[Element data from apps and pages]
####

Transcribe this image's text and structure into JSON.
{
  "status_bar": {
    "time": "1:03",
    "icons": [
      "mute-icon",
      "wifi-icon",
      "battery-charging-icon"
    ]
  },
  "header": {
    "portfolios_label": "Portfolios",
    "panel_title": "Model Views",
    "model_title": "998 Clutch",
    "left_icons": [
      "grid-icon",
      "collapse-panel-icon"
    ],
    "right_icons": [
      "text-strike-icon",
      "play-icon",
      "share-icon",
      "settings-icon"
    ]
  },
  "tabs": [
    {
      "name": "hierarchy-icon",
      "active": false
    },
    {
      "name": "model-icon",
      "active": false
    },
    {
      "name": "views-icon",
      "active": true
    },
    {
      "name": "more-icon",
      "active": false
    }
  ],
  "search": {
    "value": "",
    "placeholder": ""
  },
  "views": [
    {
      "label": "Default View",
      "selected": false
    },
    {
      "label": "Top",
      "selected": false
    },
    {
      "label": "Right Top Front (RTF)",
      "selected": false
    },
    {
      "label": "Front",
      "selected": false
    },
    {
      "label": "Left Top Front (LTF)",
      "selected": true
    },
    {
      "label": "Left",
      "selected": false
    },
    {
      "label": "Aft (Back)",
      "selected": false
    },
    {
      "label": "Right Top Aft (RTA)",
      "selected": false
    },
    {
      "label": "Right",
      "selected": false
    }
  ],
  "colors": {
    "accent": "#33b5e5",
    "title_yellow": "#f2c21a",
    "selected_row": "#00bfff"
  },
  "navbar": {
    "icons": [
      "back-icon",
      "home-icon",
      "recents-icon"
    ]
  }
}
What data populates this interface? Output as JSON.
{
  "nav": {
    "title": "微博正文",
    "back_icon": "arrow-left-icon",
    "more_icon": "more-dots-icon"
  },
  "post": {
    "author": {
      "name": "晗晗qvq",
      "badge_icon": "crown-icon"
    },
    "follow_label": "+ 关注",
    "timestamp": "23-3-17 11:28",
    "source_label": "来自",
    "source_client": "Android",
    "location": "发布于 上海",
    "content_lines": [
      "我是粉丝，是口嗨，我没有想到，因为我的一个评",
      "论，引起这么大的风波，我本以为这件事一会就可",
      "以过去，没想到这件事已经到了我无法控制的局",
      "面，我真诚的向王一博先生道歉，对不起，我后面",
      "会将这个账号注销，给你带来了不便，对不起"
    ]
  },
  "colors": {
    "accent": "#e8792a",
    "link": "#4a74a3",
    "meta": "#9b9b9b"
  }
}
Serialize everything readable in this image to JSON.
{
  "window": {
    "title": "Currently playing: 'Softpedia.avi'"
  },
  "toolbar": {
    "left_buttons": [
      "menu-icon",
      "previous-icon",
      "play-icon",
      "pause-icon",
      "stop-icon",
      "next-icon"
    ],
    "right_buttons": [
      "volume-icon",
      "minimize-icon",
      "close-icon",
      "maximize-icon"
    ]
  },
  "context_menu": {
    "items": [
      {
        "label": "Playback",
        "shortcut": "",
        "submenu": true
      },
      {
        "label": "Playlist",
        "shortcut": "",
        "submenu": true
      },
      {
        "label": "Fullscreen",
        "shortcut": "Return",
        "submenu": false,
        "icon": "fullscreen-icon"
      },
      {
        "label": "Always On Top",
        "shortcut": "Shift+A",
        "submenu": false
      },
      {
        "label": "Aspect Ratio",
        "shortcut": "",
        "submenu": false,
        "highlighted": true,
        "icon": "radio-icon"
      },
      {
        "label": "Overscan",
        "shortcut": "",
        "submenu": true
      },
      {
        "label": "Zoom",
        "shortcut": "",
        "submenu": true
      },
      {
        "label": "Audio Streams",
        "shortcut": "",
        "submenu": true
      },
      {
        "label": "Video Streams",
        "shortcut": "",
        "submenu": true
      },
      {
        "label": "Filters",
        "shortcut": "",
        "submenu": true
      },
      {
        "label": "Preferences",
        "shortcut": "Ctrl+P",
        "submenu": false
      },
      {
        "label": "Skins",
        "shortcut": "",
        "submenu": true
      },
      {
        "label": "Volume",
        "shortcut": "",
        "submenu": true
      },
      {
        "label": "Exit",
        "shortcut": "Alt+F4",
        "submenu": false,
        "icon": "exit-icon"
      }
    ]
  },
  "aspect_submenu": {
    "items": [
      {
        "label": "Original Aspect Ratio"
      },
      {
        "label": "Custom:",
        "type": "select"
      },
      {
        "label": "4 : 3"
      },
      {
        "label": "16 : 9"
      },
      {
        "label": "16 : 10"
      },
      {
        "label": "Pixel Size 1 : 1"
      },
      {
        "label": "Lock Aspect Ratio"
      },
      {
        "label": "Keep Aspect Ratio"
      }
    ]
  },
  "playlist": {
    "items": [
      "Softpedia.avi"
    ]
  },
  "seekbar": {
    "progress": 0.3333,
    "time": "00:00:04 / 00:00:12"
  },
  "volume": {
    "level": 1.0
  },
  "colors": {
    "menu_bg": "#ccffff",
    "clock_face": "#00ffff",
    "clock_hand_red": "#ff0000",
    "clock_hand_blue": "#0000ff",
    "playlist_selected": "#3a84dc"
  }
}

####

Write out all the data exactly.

> **Your response**
Transcribe this image's text and structure into JSON.
{
  "status_bar": {
    "time": "1:03",
    "icons": [
      "mute-icon",
      "wifi-icon",
      "battery-charging-icon"
    ]
  },
  "header": {
    "portfolios_label": "Portfolios",
    "panel_title": "Model Views",
    "model_title": "998 Clutch",
    "left_icons": [
      "grid-icon",
      "collapse-panel-icon"
    ],
    "right_icons": [
      "text-strike-icon",
      "play-icon",
      "share-icon",
      "settings-icon"
    ]
  },
  "tabs": [
    {
      "name": "hierarchy-icon",
      "active": false
    },
    {
      "name": "model-icon",
      "active": false
    },
    {
      "name": "views-icon",
      "active": true
    },
    {
      "name": "more-icon",
      "active": false
    }
  ],
  "search": {
    "value": "",
    "placeholder": ""
  },
  "views": [
    {
      "label": "Default View",
      "selected": false
    },
    {
      "label": "Top",
      "selected": false
    },
    {
      "label": "Right Top Front (RTF)",
      "selected": false
    },
    {
      "label": "Front",
      "selected": false
    },
    {
      "label": "Left Top Front (LTF)",
      "selected": true
    },
    {
      "label": "Left",
      "selected": false
    },
    {
      "label": "Aft (Back)",
      "selected": false
    },
    {
      "label": "Right Top Aft (RTA)",
      "selected": false
    },
    {
      "label": "Right",
      "selected": false
    }
  ],
  "colors": {
    "accent": "#33b5e5",
    "title_yellow": "#f2c21a",
    "selected_row": "#00bfff"
  },
  "navbar": {
    "icons": [
      "back-icon",
      "home-icon",
      "recents-icon"
    ]
  }
}
What data populates this interface? Output as JSON.
{
  "nav": {
    "title": "微博正文",
    "back_icon": "arrow-left-icon",
    "more_icon": "more-dots-icon"
  },
  "post": {
    "author": {
      "name": "晗晗qvq",
      "badge_icon": "crown-icon"
    },
    "follow_label": "+ 关注",
    "timestamp": "23-3-17 11:28",
    "source_label": "来自",
    "source_client": "Android",
    "location": "发布于 上海",
    "content_lines": [
      "我是粉丝，是口嗨，我没有想到，因为我的一个评",
      "论，引起这么大的风波，我本以为这件事一会就可",
      "以过去，没想到这件事已经到了我无法控制的局",
      "面，我真诚的向王一博先生道歉，对不起，我后面",
      "会将这个账号注销，给你带来了不便，对不起"
    ]
  },
  "colors": {
    "accent": "#e8792a",
    "link": "#4a74a3",
    "meta": "#9b9b9b"
  }
}
Serialize everything readable in this image to JSON.
{
  "window": {
    "title": "Currently playing: 'Softpedia.avi'"
  },
  "toolbar": {
    "left_buttons": [
      "menu-icon",
      "previous-icon",
      "play-icon",
      "pause-icon",
      "stop-icon",
      "next-icon"
    ],
    "right_buttons": [
      "volume-icon",
      "minimize-icon",
      "close-icon",
      "maximize-icon"
    ]
  },
  "context_menu": {
    "items": [
      {
        "label": "Playback",
        "shortcut": "",
        "submenu": true
      },
      {
        "label": "Playlist",
        "shortcut": "",
        "submenu": true
      },
      {
        "label": "Fullscreen",
        "shortcut": "Return",
        "submenu": false,
        "icon": "fullscreen-icon"
      },
      {
        "label": "Always On Top",
        "shortcut": "Shift+A",
        "submenu": false
      },
      {
        "label": "Aspect Ratio",
        "shortcut": "",
        "submenu": false,
        "highlighted": true,
        "icon": "radio-icon"
      },
      {
        "label": "Overscan",
        "shortcut": "",
        "submenu": true
      },
      {
        "label": "Zoom",
        "shortcut": "",
        "submenu": true
      },
      {
        "label": "Audio Streams",
        "shortcut": "",
        "submenu": true
      },
      {
        "label": "Video Streams",
        "shortcut": "",
        "submenu": true
      },
      {
        "label": "Filters",
        "shortcut": "",
        "submenu": true
      },
      {
        "label": "Preferences",
        "shortcut": "Ctrl+P",
        "submenu": false
      },
      {
        "label": "Skins",
        "shortcut": "",
        "submenu": true
      },
      {
        "label": "Volume",
        "shortcut": "",
        "submenu": true
      },
      {
        "label": "Exit",
        "shortcut": "Alt+F4",
        "submenu": false,
        "icon": "exit-icon"
      }
    ]
  },
  "aspect_submenu": {
    "items": [
      {
        "label": "Original Aspect Ratio"
      },
      {
        "label": "Custom:",
        "type": "select"
      },
      {
        "label": "4 : 3"
      },
      {
        "label": "16 : 9"
      },
      {
        "label": "16 : 10"
      },
      {
        "label": "Pixel Size 1 : 1"
      },
      {
        "label": "Lock Aspect Ratio"
      },
      {
        "label": "Keep Aspect Ratio"
      }
    ]
  },
  "playlist": {
    "items": [
      "Softpedia.avi"
    ]
  },
  "seekbar": {
    "progress": 0.3333,
    "time": "00:00:04 / 00:00:12"
  },
  "volume": {
    "level": 1.0
  },
  "colors": {
    "menu_bg": "#ccffff",
    "clock_face": "#00ffff",
    "clock_hand_red": "#ff0000",
    "clock_hand_blue": "#0000ff",
    "playlist_selected": "#3a84dc"
  }
}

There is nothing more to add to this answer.